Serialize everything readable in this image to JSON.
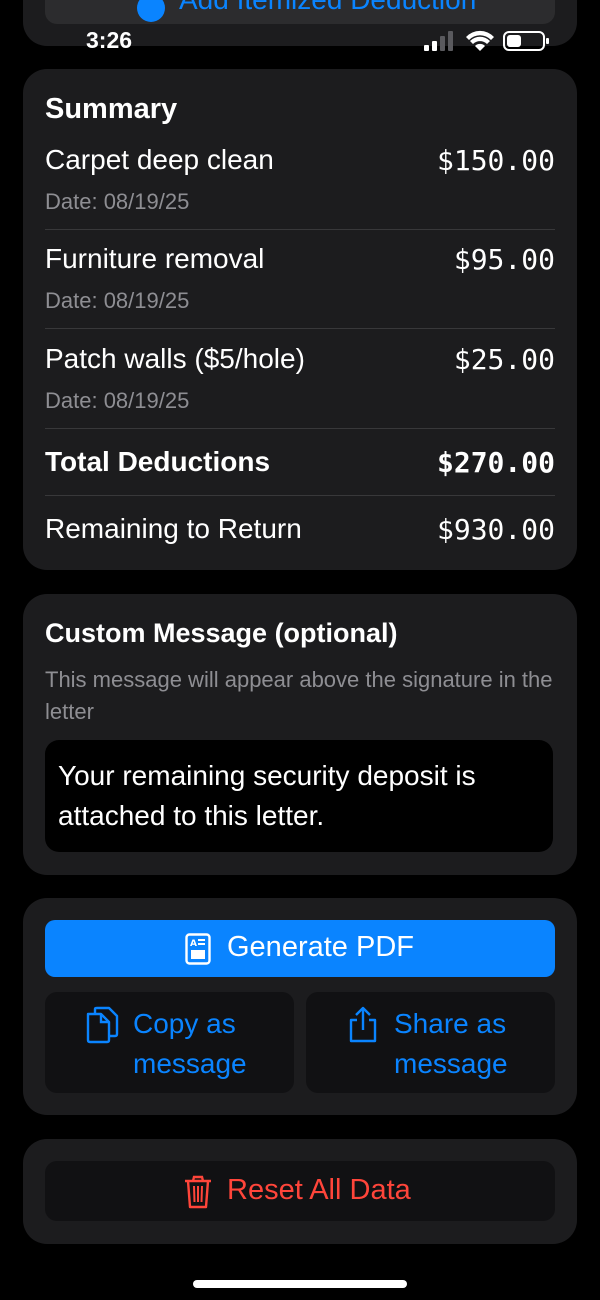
{
  "status_bar": {
    "time": "3:26"
  },
  "top_card": {
    "add_button_label": "Add Itemized Deduction"
  },
  "summary": {
    "title": "Summary",
    "items": [
      {
        "name": "Carpet deep clean",
        "amount": "$150.00",
        "date": "Date: 08/19/25"
      },
      {
        "name": "Furniture removal",
        "amount": "$95.00",
        "date": "Date: 08/19/25"
      },
      {
        "name": "Patch walls ($5/hole)",
        "amount": "$25.00",
        "date": "Date: 08/19/25"
      }
    ],
    "total_label": "Total Deductions",
    "total_amount": "$270.00",
    "remaining_label": "Remaining to Return",
    "remaining_amount": "$930.00"
  },
  "custom_message": {
    "title": "Custom Message (optional)",
    "subtitle": "This message will appear above the signature in the letter",
    "value": "Your remaining security deposit is attached to this letter."
  },
  "actions": {
    "generate_pdf_label": "Generate PDF",
    "copy_label": "Copy as message",
    "share_label": "Share as message"
  },
  "reset": {
    "label": "Reset All Data"
  },
  "colors": {
    "accent": "#0a84ff",
    "destructive": "#ff453a",
    "card": "#1c1c1e",
    "secondary_text": "#8e8e93"
  },
  "icons": {
    "add": "plus-circle-icon",
    "generate_pdf": "document-icon",
    "copy": "copy-icon",
    "share": "share-icon",
    "reset": "trash-icon"
  }
}
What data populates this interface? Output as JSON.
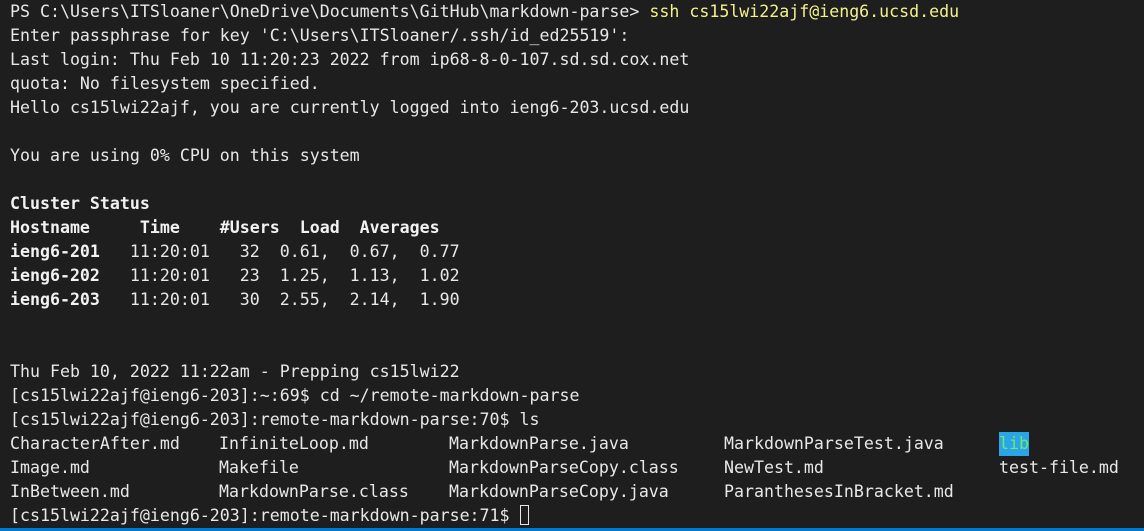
{
  "terminal": {
    "prompt_ps": "PS C:\\Users\\ITSloaner\\OneDrive\\Documents\\GitHub\\markdown-parse> ",
    "ssh_command": "ssh cs15lwi22ajf@ieng6.ucsd.edu",
    "lines": [
      "Enter passphrase for key 'C:\\Users\\ITSloaner/.ssh/id_ed25519':",
      "Last login: Thu Feb 10 11:20:23 2022 from ip68-8-0-107.sd.sd.cox.net",
      "quota: No filesystem specified.",
      "Hello cs15lwi22ajf, you are currently logged into ieng6-203.ucsd.edu",
      "",
      "You are using 0% CPU on this system",
      ""
    ],
    "cluster_title": "Cluster Status",
    "cluster_header": "Hostname     Time    #Users  Load  Averages",
    "cluster_rows": [
      {
        "host": "ieng6-201",
        "rest": "   11:20:01   32  0.61,  0.67,  0.77"
      },
      {
        "host": "ieng6-202",
        "rest": "   11:20:01   23  1.25,  1.13,  1.02"
      },
      {
        "host": "ieng6-203",
        "rest": "   11:20:01   30  2.55,  2.14,  1.90"
      }
    ],
    "prepping_line": "Thu Feb 10, 2022 11:22am - Prepping cs15lwi22",
    "cd_line": "[cs15lwi22ajf@ieng6-203]:~:69$ cd ~/remote-markdown-parse",
    "ls_line": "[cs15lwi22ajf@ieng6-203]:remote-markdown-parse:70$ ls",
    "ls_rows": [
      [
        "CharacterAfter.md",
        "InfiniteLoop.md",
        "MarkdownParse.java",
        "MarkdownParseTest.java",
        "lib"
      ],
      [
        "Image.md",
        "Makefile",
        "MarkdownParseCopy.class",
        "NewTest.md",
        "test-file.md"
      ],
      [
        "InBetween.md",
        "MarkdownParse.class",
        "MarkdownParseCopy.java",
        "ParanthesesInBracket.md",
        ""
      ]
    ],
    "final_prompt": "[cs15lwi22ajf@ieng6-203]:remote-markdown-parse:71$ "
  },
  "colors": {
    "background": "#1e1e1e",
    "text": "#e8e8e8",
    "command_highlight": "#f3f28c",
    "dir_bg": "#2aa6e8",
    "dir_fg": "#6ee86e",
    "status_bar": "#007acc"
  }
}
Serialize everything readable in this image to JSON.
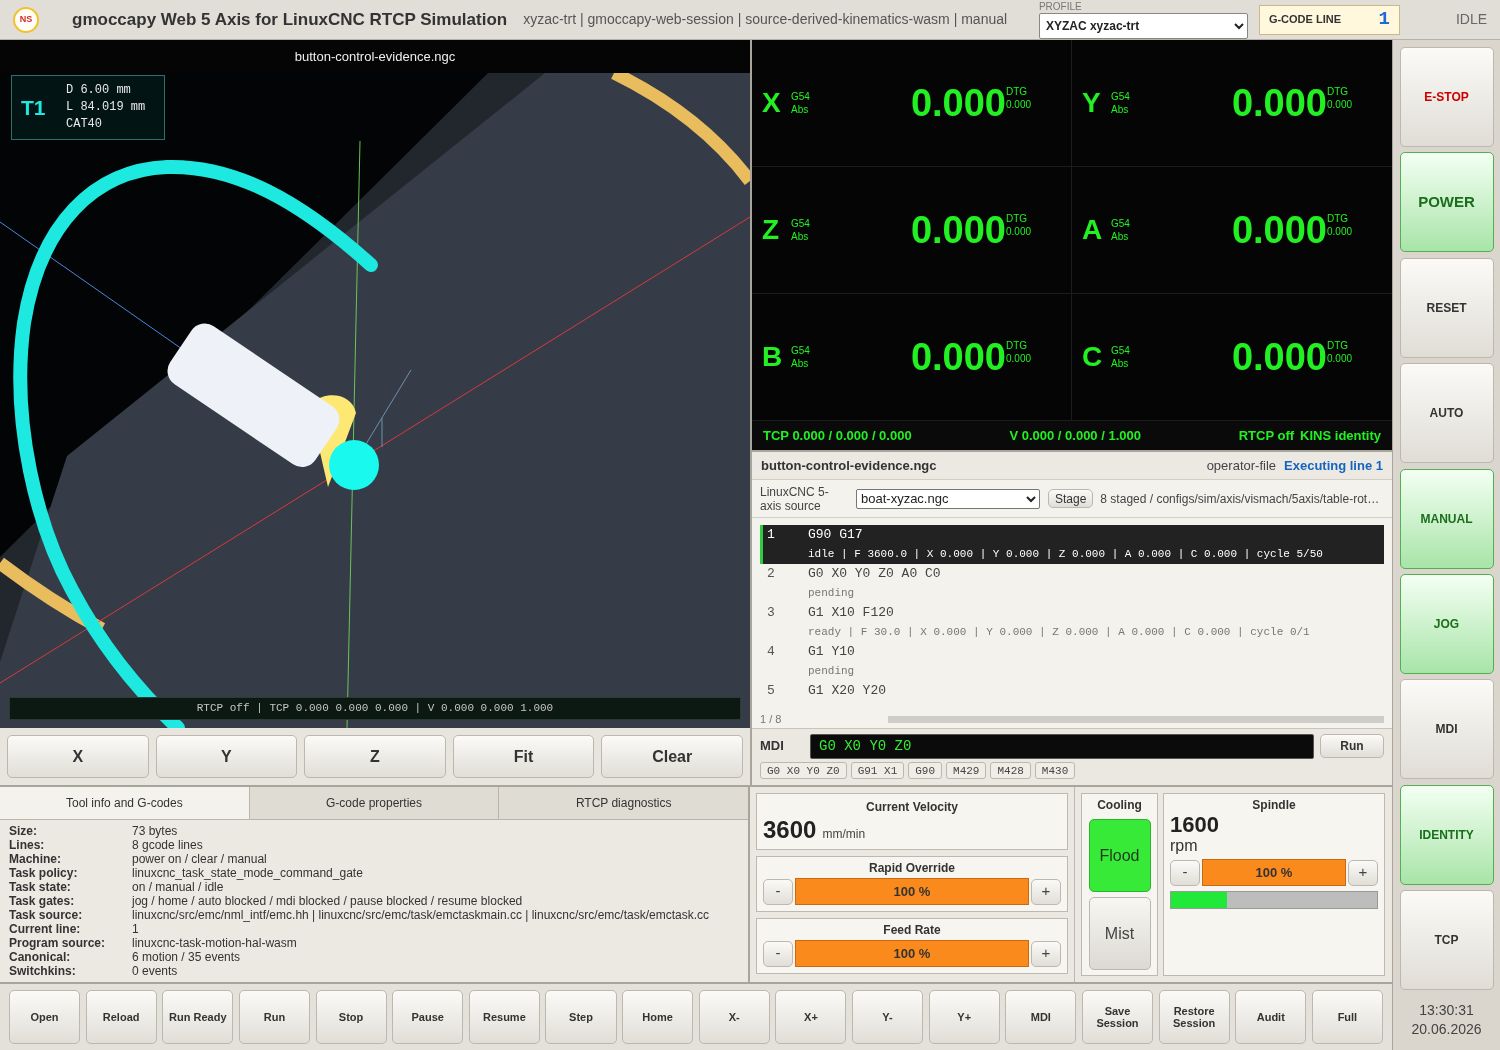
{
  "header": {
    "logo": "NS",
    "title": "gmoccapy Web 5 Axis for LinuxCNC RTCP Simulation",
    "subtitle": "xyzac-trt | gmoccapy-web-session | source-derived-kinematics-wasm | manual",
    "profile": {
      "label": "PROFILE",
      "value": "XYZAC xyzac-trt"
    },
    "gcode_line": {
      "label": "G-CODE LINE",
      "value": "1"
    },
    "state": "IDLE"
  },
  "viewport": {
    "title": "button-control-evidence.ngc",
    "tool": {
      "number": "T1",
      "details": [
        "D 6.00 mm",
        "L 84.019 mm",
        "CAT40"
      ]
    },
    "status": "RTCP off | TCP 0.000 0.000 0.000 | V 0.000 0.000 1.000",
    "view_buttons": [
      "X",
      "Y",
      "Z",
      "Fit",
      "Clear"
    ]
  },
  "dro": {
    "axes": [
      {
        "letter": "X",
        "offset": "G54",
        "mode": "Abs",
        "value": "0.000",
        "dtg_label": "DTG",
        "dtg": "0.000"
      },
      {
        "letter": "Y",
        "offset": "G54",
        "mode": "Abs",
        "value": "0.000",
        "dtg_label": "DTG",
        "dtg": "0.000"
      },
      {
        "letter": "Z",
        "offset": "G54",
        "mode": "Abs",
        "value": "0.000",
        "dtg_label": "DTG",
        "dtg": "0.000"
      },
      {
        "letter": "A",
        "offset": "G54",
        "mode": "Abs",
        "value": "0.000",
        "dtg_label": "DTG",
        "dtg": "0.000"
      },
      {
        "letter": "B",
        "offset": "G54",
        "mode": "Abs",
        "value": "0.000",
        "dtg_label": "DTG",
        "dtg": "0.000"
      },
      {
        "letter": "C",
        "offset": "G54",
        "mode": "Abs",
        "value": "0.000",
        "dtg_label": "DTG",
        "dtg": "0.000"
      }
    ],
    "footer": {
      "tcp": "TCP 0.000 / 0.000 / 0.000",
      "velocity": "V 0.000 / 0.000 / 1.000",
      "rtcp": "RTCP off",
      "kins": "KINS identity"
    }
  },
  "program": {
    "file": "button-control-evidence.ngc",
    "origin": "operator-file",
    "execution": "Executing line 1",
    "source": {
      "label": "LinuxCNC 5-axis source",
      "value": "boat-xyzac.ngc",
      "stage": "Stage",
      "info": "8 staged / configs/sim/axis/vismach/5axis/table-rot…"
    },
    "lines": [
      {
        "number": "1",
        "code": "G90 G17",
        "status": "idle | F 3600.0 | X 0.000 | Y 0.000 | Z 0.000 | A 0.000 | C 0.000 | cycle 5/50",
        "selected": true
      },
      {
        "number": "2",
        "code": "G0 X0 Y0 Z0 A0 C0",
        "status": "pending",
        "selected": false
      },
      {
        "number": "3",
        "code": "G1 X10 F120",
        "status": "ready | F 30.0 | X 0.000 | Y 0.000 | Z 0.000 | A 0.000 | C 0.000 | cycle 0/1",
        "selected": false
      },
      {
        "number": "4",
        "code": "G1 Y10",
        "status": "pending",
        "selected": false
      },
      {
        "number": "5",
        "code": "G1 X20 Y20",
        "selected": false
      }
    ],
    "position": "1 / 8"
  },
  "mdi": {
    "label": "MDI",
    "value": "G0 X0 Y0 Z0",
    "run": "Run",
    "history": [
      "G0 X0 Y0 Z0",
      "G91 X1",
      "G90",
      "M429",
      "M428",
      "M430"
    ]
  },
  "info_tabs": {
    "tabs": [
      {
        "label": "Tool info and G-codes",
        "selected": true
      },
      {
        "label": "G-code properties",
        "selected": false
      },
      {
        "label": "RTCP diagnostics",
        "selected": false
      }
    ],
    "rows": [
      {
        "label": "Size:",
        "value": "73 bytes"
      },
      {
        "label": "Lines:",
        "value": "8 gcode lines"
      },
      {
        "label": "Machine:",
        "value": "power on / clear / manual"
      },
      {
        "label": "Task policy:",
        "value": "linuxcnc_task_state_mode_command_gate"
      },
      {
        "label": "Task state:",
        "value": "on / manual / idle"
      },
      {
        "label": "Task gates:",
        "value": "jog / home / auto blocked / mdi blocked / pause blocked / resume blocked"
      },
      {
        "label": "Task source:",
        "value": "linuxcnc/src/emc/nml_intf/emc.hh | linuxcnc/src/emc/task/emctaskmain.cc | linuxcnc/src/emc/task/emctask.cc"
      },
      {
        "label": "Current line:",
        "value": "1"
      },
      {
        "label": "Program source:",
        "value": "linuxcnc-task-motion-hal-wasm"
      },
      {
        "label": "Canonical:",
        "value": "6 motion / 35 events"
      },
      {
        "label": "Switchkins:",
        "value": "0 events"
      }
    ]
  },
  "velocity": {
    "title": "Current Velocity",
    "value": "3600",
    "unit": "mm/min"
  },
  "overrides": [
    {
      "title": "Rapid Override",
      "minus": "-",
      "value": "100 %",
      "plus": "+"
    },
    {
      "title": "Feed Rate",
      "minus": "-",
      "value": "100 %",
      "plus": "+"
    }
  ],
  "cooling": {
    "title": "Cooling",
    "options": [
      {
        "label": "Flood",
        "on": true
      },
      {
        "label": "Mist",
        "on": false
      }
    ]
  },
  "spindle": {
    "title": "Spindle",
    "speed": "1600",
    "unit": "rpm",
    "minus": "-",
    "override": "100 %",
    "plus": "+",
    "level": 0.27
  },
  "toolbar": [
    "Open",
    "Reload",
    "Run Ready",
    "Run",
    "Stop",
    "Pause",
    "Resume",
    "Step",
    "Home",
    "X-",
    "X+",
    "Y-",
    "Y+",
    "MDI",
    "Save Session",
    "Restore Session",
    "Audit",
    "Full"
  ],
  "sidebar": {
    "buttons": [
      {
        "label": "E-STOP",
        "kind": "estop",
        "active": false
      },
      {
        "label": "POWER",
        "kind": "power",
        "active": true
      },
      {
        "label": "RESET",
        "kind": "command",
        "active": false
      },
      {
        "label": "AUTO",
        "kind": "mode",
        "active": false
      },
      {
        "label": "MANUAL",
        "kind": "mode",
        "active": true
      },
      {
        "label": "JOG",
        "kind": "mode",
        "active": true
      },
      {
        "label": "MDI",
        "kind": "mode",
        "active": false
      },
      {
        "label": "IDENTITY",
        "kind": "mode",
        "active": true
      },
      {
        "label": "TCP",
        "kind": "mode",
        "active": false
      }
    ],
    "time": "13:30:31",
    "date": "20.06.2026"
  }
}
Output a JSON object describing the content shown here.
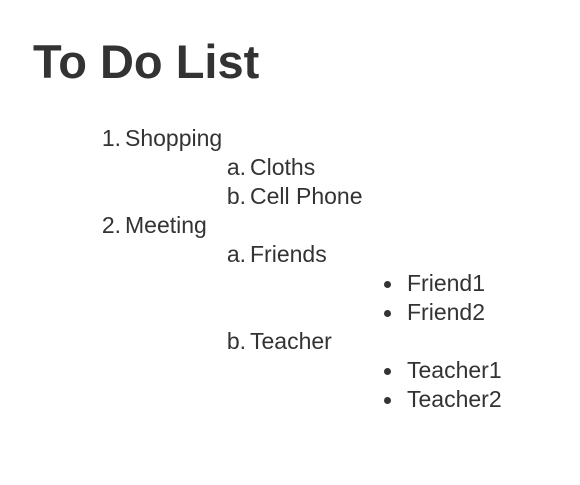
{
  "title": "To Do List",
  "items": [
    {
      "marker": "1.",
      "label": "Shopping",
      "subitems": [
        {
          "marker": "a.",
          "label": "Cloths",
          "children": []
        },
        {
          "marker": "b.",
          "label": "Cell Phone",
          "children": []
        }
      ]
    },
    {
      "marker": "2.",
      "label": "Meeting",
      "subitems": [
        {
          "marker": "a.",
          "label": "Friends",
          "children": [
            "Friend1",
            "Friend2"
          ]
        },
        {
          "marker": "b.",
          "label": "Teacher",
          "children": [
            "Teacher1",
            "Teacher2"
          ]
        }
      ]
    }
  ]
}
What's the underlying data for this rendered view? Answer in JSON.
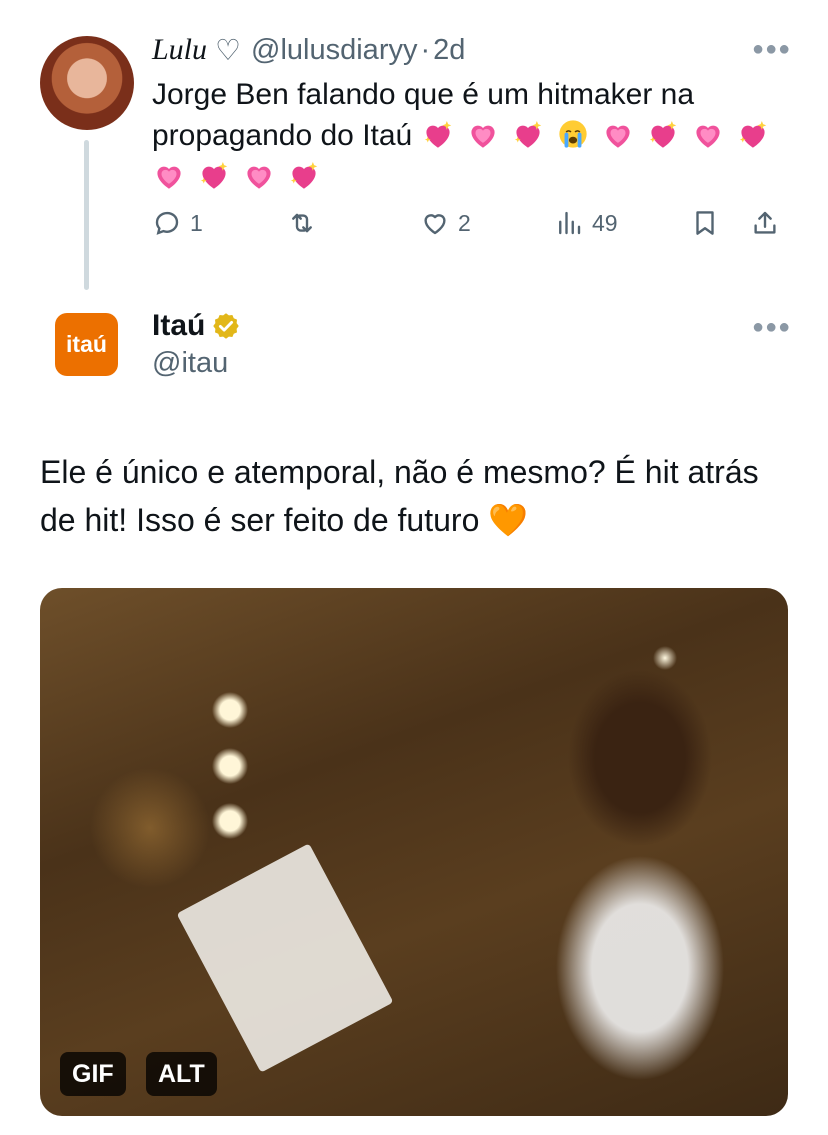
{
  "reply": {
    "name": "Lulu",
    "handle": "@lulusdiaryy",
    "separator": "·",
    "time": "2d",
    "text": "Jorge Ben falando que é um hitmaker na propagando do Itaú",
    "emoji_sequence": [
      "sparkling-heart",
      "heart-pink",
      "sparkling-heart",
      "crying-face",
      "heart-pink",
      "sparkling-heart",
      "heart-pink",
      "sparkling-heart",
      "heart-pink",
      "sparkling-heart",
      "heart-pink",
      "sparkling-heart"
    ],
    "actions": {
      "replies": "1",
      "reposts": "",
      "likes": "2",
      "views": "49"
    }
  },
  "tweet": {
    "name": "Itaú",
    "handle": "@itau",
    "avatar_text": "itaú",
    "text": "Ele é único e atemporal, não é mesmo? É hit atrás de hit! Isso é ser feito de futuro 🧡",
    "media": {
      "badges": [
        "GIF",
        "ALT"
      ]
    }
  },
  "colors": {
    "text": "#0f1419",
    "secondary": "#536471",
    "brand": "#ec7000",
    "verified": "#e2b719",
    "thread_line": "#cfd9de"
  }
}
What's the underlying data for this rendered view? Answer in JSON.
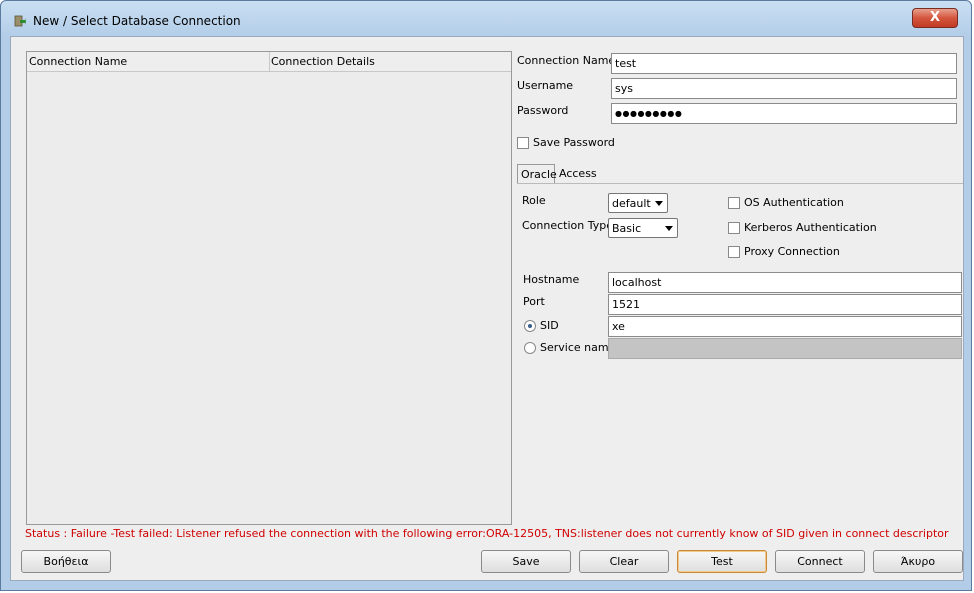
{
  "window": {
    "title": "New / Select Database Connection",
    "close_label": "X"
  },
  "table": {
    "columns": [
      "Connection Name",
      "Connection Details"
    ]
  },
  "form": {
    "connection_name_label": "Connection Name",
    "connection_name_value": "test",
    "username_label": "Username",
    "username_value": "sys",
    "password_label": "Password",
    "password_value": "●●●●●●●●●",
    "save_password_label": "Save Password"
  },
  "tabs": {
    "oracle": "Oracle",
    "access": "Access"
  },
  "oracle": {
    "role_label": "Role",
    "role_value": "default",
    "connection_type_label": "Connection Type",
    "connection_type_value": "Basic",
    "os_auth_label": "OS Authentication",
    "kerberos_label": "Kerberos Authentication",
    "proxy_label": "Proxy Connection",
    "hostname_label": "Hostname",
    "hostname_value": "localhost",
    "port_label": "Port",
    "port_value": "1521",
    "sid_label": "SID",
    "sid_value": "xe",
    "service_label": "Service name"
  },
  "status": "Status : Failure -Test failed: Listener refused the connection with the following error:ORA-12505, TNS:listener does not currently know of SID given in connect descriptor",
  "buttons": {
    "help": "Βοήθεια",
    "save": "Save",
    "clear": "Clear",
    "test": "Test",
    "connect": "Connect",
    "cancel": "Άκυρο"
  },
  "colors": {
    "status_error": "#d00000",
    "title_gradient": "#b3cde8"
  }
}
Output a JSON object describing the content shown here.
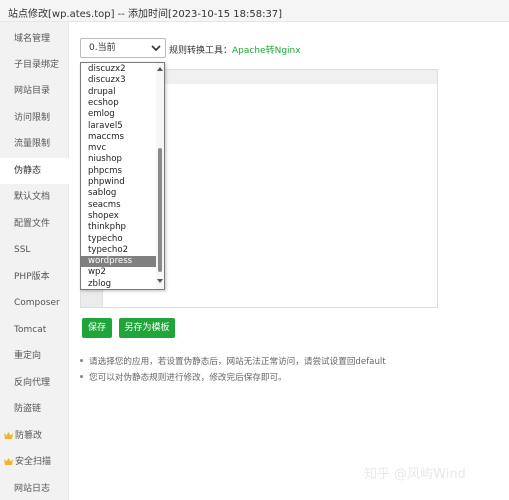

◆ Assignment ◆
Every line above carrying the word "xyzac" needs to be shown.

◆ Your solution ◆
    "subtitle": "xyzac-trt | gmoccapy-web-session | source-derived-kinematics-wasm | manual",
      "value": "XYZAC xyzac-trt"
      "value": "boat-xyzac.ngc",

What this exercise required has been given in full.